Suitable climate control is an important condition for achieving that goal. As is reducing energy costs. “We are working on these issues with the support of the government”, says Tanaka. Japan is an island and we import most of our energy. However, some demonstration greenhouses which uses geothermal energy, woody biomass, or exhaust heat from factories, have been started to utilize the local resources.”
Stable support throughout the year
Vegetables account for 25.6% of the total agricultural output in Japan, flowers for 3.7%. Tomato, spinach, strawberry, cucumber, and melon are the most produced vegetables in the country. Saladbowl Co., Ltd. Was founded in 2004. “We started from the conventional 20 hectares of open field, growing 30 kinds of vegetables such as tomato, cucumber, eggplant, and broccoli.

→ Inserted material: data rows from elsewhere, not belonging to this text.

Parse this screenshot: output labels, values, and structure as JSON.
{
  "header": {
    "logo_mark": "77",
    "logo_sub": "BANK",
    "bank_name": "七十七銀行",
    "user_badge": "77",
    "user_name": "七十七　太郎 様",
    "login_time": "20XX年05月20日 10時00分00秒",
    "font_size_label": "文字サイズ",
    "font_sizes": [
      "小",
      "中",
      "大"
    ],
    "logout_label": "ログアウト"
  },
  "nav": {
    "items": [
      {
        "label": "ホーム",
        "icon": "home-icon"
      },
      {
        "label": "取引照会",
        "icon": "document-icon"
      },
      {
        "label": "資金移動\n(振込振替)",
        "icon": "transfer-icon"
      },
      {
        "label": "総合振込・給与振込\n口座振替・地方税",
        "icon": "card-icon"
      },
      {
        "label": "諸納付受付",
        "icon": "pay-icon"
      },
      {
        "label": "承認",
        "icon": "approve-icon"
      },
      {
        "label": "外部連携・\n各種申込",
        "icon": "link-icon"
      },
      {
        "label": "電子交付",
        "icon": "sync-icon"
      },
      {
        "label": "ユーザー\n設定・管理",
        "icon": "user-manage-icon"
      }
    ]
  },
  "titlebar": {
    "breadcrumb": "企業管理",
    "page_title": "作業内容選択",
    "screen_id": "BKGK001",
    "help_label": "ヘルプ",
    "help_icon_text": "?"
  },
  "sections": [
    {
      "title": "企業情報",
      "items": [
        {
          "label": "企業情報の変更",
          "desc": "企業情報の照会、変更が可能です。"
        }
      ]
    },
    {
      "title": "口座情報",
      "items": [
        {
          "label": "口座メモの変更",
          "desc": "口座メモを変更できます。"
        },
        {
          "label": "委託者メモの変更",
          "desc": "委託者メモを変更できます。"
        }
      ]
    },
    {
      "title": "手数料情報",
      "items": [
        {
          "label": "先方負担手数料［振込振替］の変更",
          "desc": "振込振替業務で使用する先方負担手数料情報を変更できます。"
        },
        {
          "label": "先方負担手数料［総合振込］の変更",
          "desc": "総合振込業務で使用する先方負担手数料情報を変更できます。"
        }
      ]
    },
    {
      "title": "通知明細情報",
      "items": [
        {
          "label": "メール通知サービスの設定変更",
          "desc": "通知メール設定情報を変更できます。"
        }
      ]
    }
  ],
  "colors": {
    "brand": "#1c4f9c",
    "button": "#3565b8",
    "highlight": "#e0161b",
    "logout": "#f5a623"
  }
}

We also started growing tomato in the CEA greenhouse in 2015, and now we manage 7 large scale greenhouses across Japan. In addition, we are now constructing 3 new greenhouses which will be completed in 2023. Our strength is that we can provide a stable supply of products throughout the year. In order to achieve this, the production teams of farms all over Japan share information and carry out production and shipment without interruption.”
Saladbowl uses high-tech climate computers and are implementing data driven growing. “Above this, we’d also like to apply new technology towards an autonomous greenhouse for the future. Regarding the labor management, we developed our own operation record system. And we are working to optimize and systemize shift management and logistics management.” Saladbowl is currently building a tomato and two leaf lettuce greenhouse which will be completed in 2023. “Inter-canopy lighting, active fans and energy saving equipment will be installed in the tomato greenhouse. Top lighting will be installed in the leaf lettuce greenhouse. In addition, misting system will be installed for both greenhouses to improve the severe environment during summer, and the new-tech cold storage chamber will be installed to realize the longer stock shelf life.”
Valuable for locals
In the next years, Saladbowl wants to invest more in technology and equipment to improve the production or quality, says Tanaka. “Especially when it leads to energy saving, like LED, dehumidification, and heat pumps. We also started investigations and cooperations with some companies utilizing the technologies of AI and robotics towards an autonomous and carbon neutral greenhouse in the future.” Saladbowl is scheduling to continually build multiple greenhouses in the coming years. “One of our important values is to be the industry valuable for locals. We hope we can be one of the solutions to help solve the big social issues and we’d like to be the company which is demanded by society and welcomed and supported by local communities.”